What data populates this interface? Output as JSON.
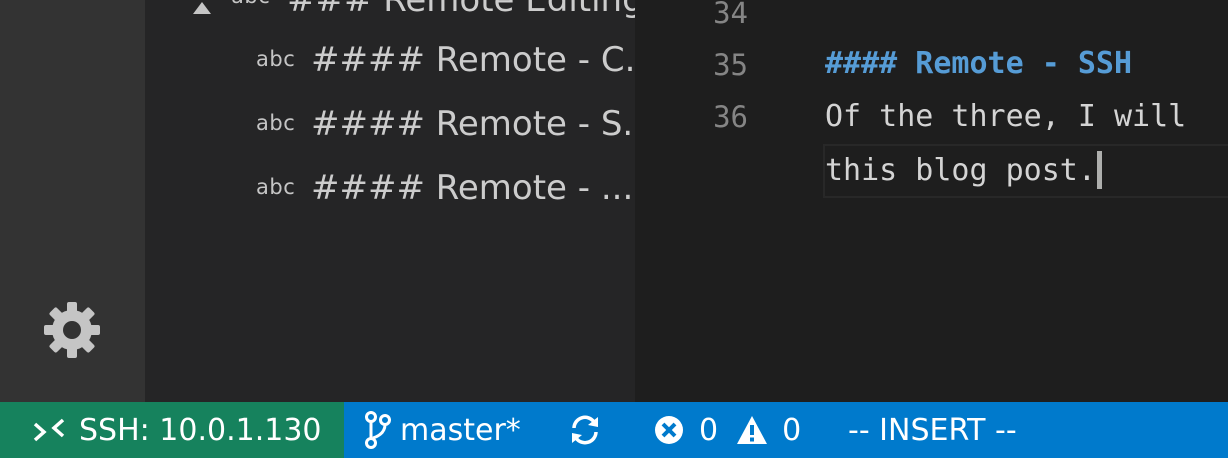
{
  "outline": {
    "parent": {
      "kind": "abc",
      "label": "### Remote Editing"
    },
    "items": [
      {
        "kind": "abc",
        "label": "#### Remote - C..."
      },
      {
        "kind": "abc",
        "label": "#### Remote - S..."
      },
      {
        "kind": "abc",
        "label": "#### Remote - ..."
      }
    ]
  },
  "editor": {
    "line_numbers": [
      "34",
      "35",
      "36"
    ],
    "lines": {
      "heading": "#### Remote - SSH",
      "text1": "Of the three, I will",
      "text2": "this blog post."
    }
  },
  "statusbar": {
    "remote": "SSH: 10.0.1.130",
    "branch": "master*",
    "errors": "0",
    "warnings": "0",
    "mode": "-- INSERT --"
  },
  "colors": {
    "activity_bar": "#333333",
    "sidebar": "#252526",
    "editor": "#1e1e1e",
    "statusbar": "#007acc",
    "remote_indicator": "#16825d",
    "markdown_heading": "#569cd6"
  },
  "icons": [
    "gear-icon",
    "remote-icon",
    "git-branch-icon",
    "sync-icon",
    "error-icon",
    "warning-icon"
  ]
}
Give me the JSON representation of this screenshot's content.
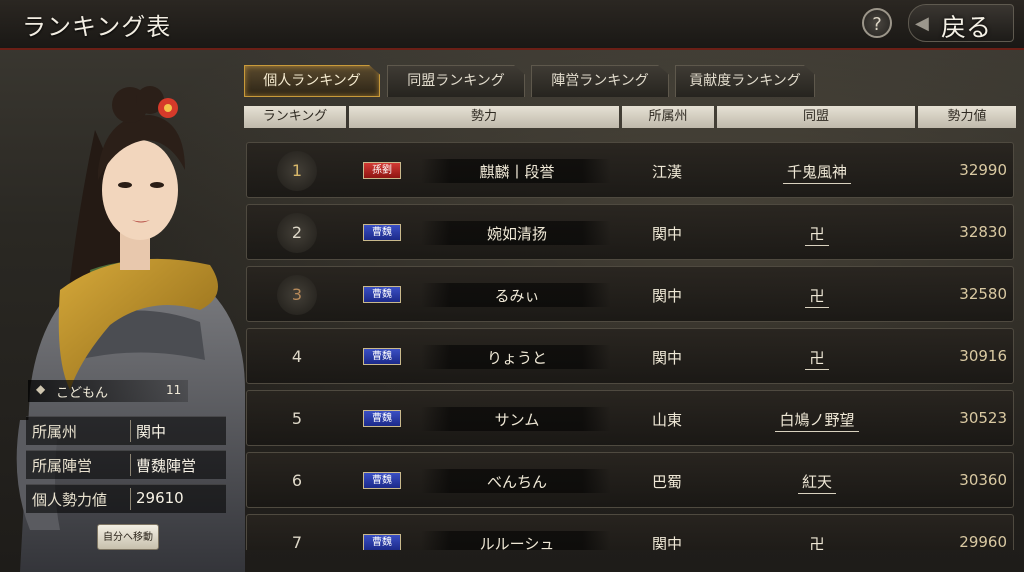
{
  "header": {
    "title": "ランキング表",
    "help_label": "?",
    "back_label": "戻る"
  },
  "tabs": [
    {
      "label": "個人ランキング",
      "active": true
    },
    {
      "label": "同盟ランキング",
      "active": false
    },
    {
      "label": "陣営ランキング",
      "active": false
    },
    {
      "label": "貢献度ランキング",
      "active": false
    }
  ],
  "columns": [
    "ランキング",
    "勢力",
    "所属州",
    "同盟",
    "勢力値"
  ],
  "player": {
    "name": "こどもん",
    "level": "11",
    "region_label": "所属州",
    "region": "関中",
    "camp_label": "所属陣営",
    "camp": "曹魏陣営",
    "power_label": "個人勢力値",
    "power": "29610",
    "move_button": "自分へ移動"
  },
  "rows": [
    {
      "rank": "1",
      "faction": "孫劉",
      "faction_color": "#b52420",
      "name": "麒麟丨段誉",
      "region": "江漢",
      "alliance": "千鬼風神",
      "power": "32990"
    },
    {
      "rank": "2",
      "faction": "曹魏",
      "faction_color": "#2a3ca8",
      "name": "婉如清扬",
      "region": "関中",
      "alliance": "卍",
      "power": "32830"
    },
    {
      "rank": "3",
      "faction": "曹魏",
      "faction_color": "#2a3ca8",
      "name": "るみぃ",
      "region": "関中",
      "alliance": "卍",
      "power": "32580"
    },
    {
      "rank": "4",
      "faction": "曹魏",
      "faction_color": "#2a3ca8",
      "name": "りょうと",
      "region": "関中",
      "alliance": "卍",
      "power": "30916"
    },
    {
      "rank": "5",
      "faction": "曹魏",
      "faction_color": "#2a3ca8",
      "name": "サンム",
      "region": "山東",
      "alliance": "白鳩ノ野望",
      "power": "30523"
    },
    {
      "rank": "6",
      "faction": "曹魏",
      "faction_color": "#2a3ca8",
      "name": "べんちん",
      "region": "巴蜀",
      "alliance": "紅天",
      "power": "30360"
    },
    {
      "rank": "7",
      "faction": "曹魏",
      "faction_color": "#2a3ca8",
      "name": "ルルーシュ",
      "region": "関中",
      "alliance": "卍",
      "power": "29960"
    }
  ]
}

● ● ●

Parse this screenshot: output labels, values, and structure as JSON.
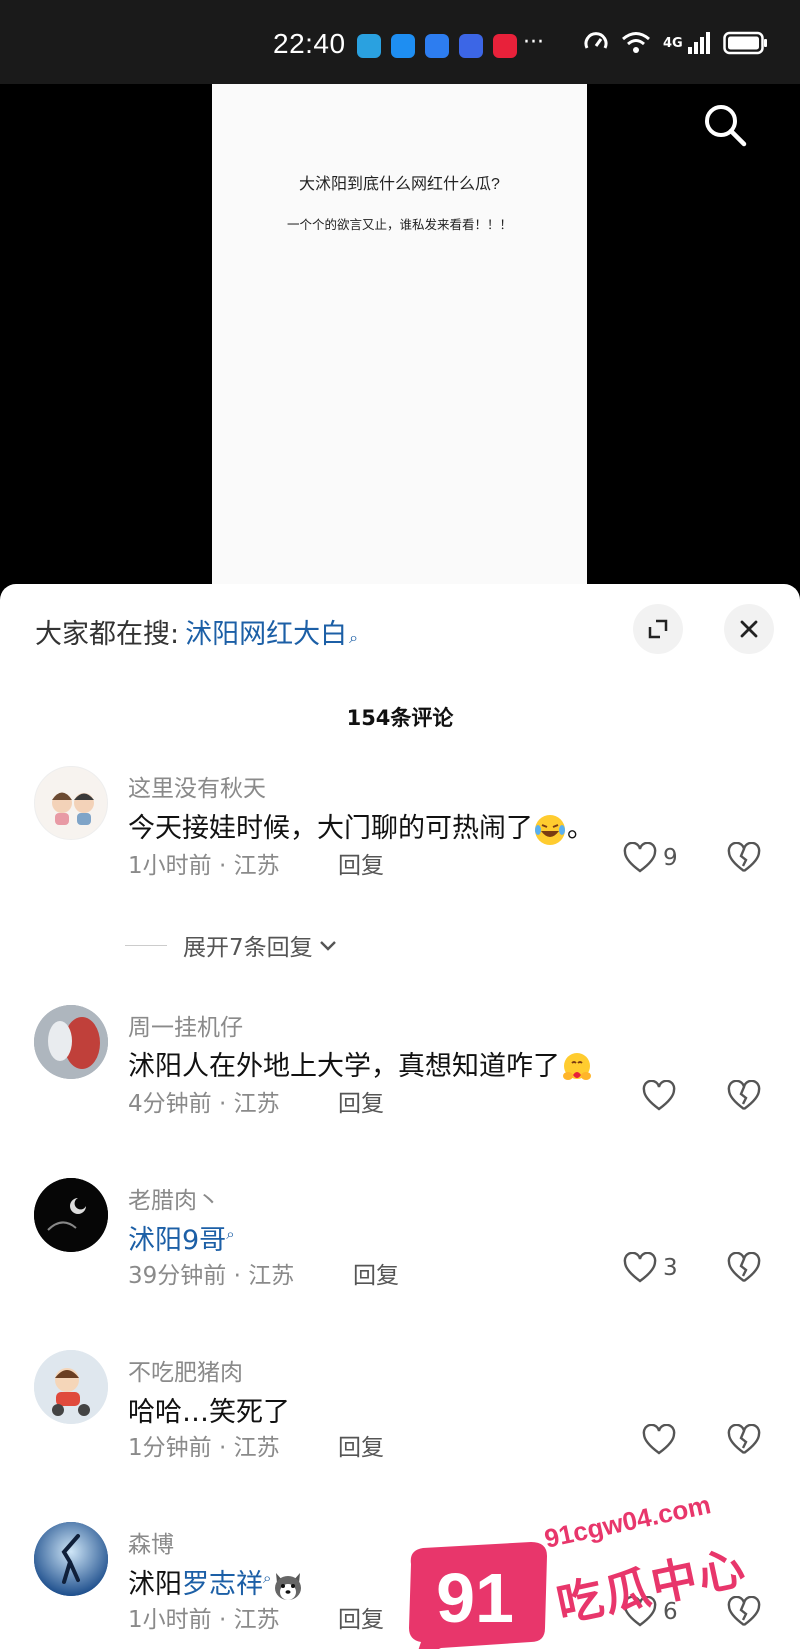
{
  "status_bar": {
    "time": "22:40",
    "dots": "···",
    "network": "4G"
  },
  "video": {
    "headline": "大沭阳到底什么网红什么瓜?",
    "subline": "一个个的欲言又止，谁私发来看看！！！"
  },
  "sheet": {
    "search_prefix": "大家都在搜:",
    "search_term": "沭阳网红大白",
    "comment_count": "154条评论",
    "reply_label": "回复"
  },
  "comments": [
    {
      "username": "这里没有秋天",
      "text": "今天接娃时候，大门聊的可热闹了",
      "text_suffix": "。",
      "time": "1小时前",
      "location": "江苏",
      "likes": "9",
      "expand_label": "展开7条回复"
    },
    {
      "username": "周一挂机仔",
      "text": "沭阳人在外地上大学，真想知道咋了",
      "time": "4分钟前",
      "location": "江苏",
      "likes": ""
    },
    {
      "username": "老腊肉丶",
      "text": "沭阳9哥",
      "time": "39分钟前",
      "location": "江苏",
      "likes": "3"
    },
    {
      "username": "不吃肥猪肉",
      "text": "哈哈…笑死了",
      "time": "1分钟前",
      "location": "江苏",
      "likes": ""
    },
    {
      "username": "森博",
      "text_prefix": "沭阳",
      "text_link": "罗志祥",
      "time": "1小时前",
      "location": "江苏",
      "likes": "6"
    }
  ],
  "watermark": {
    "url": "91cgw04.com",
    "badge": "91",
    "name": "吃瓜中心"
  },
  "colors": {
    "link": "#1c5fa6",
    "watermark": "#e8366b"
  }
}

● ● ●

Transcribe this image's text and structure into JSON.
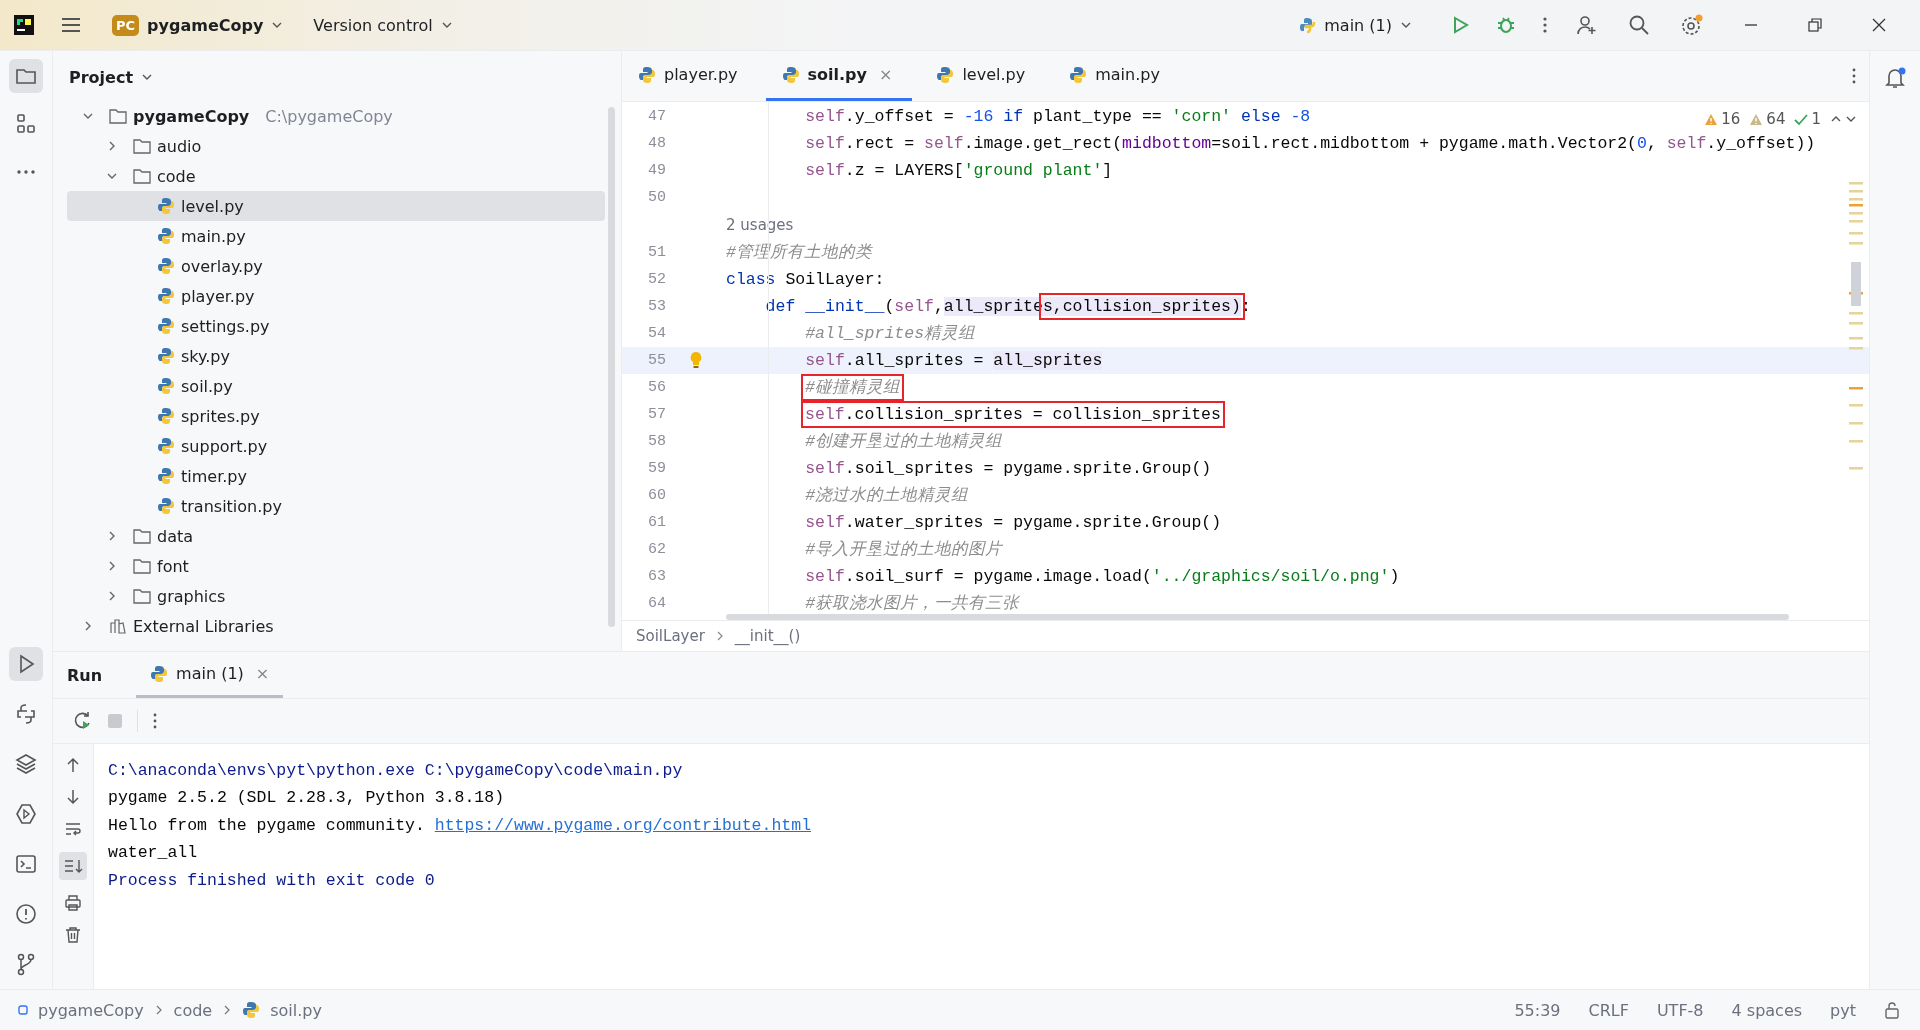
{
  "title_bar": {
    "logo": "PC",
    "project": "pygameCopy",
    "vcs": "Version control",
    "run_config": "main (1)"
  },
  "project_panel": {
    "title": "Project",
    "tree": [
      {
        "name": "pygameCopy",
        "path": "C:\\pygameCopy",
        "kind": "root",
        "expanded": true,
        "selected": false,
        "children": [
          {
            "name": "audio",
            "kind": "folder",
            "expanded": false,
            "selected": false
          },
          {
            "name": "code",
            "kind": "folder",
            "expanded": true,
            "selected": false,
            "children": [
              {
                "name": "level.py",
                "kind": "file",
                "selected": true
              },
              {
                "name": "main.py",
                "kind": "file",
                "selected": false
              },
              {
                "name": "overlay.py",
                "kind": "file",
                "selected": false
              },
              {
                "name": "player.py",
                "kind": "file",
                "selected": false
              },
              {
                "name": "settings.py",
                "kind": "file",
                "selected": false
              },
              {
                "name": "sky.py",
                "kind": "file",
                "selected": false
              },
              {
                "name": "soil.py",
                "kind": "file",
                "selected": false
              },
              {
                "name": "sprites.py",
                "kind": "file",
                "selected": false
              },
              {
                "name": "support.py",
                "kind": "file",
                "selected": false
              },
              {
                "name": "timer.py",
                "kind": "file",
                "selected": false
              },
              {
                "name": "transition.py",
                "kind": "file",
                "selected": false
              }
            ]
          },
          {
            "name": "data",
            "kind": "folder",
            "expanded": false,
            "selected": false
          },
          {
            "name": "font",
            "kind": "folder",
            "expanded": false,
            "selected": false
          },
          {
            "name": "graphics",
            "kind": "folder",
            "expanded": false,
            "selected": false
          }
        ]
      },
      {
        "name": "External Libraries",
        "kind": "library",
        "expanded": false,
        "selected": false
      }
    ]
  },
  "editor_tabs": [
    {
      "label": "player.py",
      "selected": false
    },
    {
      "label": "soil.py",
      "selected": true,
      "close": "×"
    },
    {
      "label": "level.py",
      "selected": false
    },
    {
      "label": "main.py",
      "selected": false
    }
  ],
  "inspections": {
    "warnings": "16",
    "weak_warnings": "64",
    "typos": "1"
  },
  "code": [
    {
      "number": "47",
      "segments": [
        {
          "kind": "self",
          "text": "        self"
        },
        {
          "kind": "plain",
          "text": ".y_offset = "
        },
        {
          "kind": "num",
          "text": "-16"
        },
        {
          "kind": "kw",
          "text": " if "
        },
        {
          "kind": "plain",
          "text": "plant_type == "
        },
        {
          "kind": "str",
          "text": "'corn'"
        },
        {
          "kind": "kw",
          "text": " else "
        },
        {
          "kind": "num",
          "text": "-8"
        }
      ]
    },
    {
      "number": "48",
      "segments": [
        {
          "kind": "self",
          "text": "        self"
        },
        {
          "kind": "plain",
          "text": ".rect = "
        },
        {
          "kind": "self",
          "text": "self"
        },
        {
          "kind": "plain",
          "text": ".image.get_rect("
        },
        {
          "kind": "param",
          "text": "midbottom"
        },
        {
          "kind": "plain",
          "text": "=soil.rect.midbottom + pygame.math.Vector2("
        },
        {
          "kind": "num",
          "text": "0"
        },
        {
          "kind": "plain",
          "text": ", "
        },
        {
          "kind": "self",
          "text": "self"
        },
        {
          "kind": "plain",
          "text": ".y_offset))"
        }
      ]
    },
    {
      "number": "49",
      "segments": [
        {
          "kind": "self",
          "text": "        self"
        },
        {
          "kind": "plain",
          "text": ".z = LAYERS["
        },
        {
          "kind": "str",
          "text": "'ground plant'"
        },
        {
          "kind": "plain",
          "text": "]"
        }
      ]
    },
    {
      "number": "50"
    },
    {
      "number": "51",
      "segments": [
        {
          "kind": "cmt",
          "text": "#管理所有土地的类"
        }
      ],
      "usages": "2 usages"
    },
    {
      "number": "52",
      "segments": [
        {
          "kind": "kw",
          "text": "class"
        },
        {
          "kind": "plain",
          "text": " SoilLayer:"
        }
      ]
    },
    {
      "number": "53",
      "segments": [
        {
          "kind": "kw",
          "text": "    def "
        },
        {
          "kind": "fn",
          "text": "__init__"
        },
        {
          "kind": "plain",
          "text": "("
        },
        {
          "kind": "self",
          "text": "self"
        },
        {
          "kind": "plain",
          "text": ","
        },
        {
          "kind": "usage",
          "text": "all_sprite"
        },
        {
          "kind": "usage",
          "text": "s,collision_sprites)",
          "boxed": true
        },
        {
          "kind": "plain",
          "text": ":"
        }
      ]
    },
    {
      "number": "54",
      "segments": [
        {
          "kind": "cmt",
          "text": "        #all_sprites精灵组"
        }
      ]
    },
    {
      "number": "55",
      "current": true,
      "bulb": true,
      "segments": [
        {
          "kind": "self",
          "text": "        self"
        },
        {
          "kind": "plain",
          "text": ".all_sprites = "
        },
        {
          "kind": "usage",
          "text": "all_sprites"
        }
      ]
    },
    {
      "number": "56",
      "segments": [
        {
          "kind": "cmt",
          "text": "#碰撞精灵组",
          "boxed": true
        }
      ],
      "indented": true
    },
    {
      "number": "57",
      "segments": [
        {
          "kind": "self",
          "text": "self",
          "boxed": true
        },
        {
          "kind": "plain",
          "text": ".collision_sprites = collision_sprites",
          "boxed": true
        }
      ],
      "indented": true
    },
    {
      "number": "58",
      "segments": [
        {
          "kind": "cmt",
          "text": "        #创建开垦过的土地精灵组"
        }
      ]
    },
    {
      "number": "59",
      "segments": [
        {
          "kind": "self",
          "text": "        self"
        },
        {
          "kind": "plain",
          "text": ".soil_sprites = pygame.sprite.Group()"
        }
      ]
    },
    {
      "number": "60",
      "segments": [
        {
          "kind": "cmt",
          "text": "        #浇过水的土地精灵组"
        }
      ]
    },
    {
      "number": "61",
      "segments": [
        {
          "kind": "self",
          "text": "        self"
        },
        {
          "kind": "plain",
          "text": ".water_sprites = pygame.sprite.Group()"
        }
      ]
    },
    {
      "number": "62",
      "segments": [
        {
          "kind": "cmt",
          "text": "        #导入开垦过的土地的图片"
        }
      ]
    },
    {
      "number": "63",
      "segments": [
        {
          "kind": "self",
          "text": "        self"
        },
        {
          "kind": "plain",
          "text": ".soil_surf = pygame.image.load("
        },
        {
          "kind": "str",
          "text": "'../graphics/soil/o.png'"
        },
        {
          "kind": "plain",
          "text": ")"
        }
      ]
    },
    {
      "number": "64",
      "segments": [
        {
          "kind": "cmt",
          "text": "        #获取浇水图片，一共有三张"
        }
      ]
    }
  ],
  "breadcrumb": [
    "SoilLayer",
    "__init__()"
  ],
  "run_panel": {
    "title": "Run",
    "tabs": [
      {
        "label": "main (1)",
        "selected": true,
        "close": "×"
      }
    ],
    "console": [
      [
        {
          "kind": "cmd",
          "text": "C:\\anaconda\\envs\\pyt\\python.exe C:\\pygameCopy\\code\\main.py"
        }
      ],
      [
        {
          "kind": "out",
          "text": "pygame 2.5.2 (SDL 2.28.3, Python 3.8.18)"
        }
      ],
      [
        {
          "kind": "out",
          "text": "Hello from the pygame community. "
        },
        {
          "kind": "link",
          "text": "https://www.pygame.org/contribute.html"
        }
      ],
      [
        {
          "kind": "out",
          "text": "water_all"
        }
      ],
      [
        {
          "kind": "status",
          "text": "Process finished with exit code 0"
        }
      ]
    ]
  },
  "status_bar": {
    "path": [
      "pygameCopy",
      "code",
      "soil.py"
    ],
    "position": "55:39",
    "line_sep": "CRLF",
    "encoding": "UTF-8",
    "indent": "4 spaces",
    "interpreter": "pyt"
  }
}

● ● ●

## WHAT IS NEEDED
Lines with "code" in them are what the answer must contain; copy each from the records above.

## RESPONSE
            "name": "code",
  "code": [
          "text": "C:\\anaconda\\envs\\pyt\\python.exe C:\\pygameCopy\\code\\main.py"
          "text": "Process finished with exit code 0"
      "code",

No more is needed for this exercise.